(Dataset rows for apps and sites)
· · · · ·
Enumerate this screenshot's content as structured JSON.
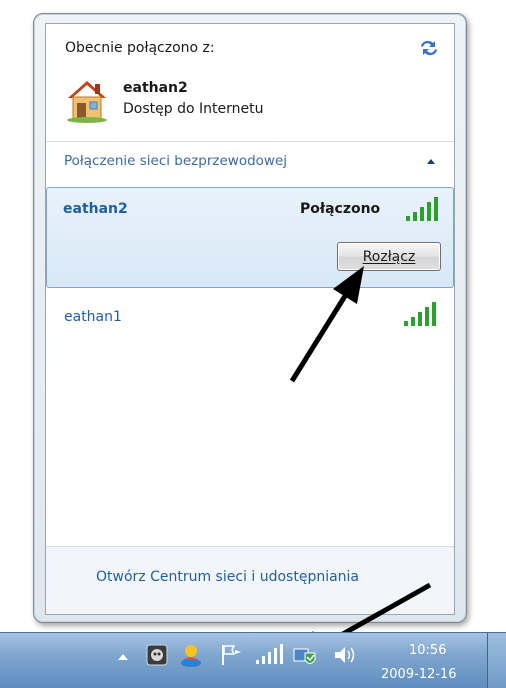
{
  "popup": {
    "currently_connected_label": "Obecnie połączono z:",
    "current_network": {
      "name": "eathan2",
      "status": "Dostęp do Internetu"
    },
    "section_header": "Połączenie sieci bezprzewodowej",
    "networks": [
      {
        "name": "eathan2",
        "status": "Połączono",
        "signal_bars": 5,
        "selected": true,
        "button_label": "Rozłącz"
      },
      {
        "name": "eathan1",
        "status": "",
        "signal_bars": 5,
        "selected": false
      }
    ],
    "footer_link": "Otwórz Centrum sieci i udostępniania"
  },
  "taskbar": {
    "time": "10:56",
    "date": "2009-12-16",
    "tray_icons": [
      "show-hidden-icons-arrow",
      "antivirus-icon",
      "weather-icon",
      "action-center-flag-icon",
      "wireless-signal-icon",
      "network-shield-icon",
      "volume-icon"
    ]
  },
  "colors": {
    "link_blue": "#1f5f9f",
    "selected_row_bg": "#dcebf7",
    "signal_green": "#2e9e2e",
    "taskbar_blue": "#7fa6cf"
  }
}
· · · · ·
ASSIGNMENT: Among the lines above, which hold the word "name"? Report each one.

SOLUTION FOR THIS EXERCISE:
      "name": "eathan2",
        "name": "eathan2",
        "name": "eathan1",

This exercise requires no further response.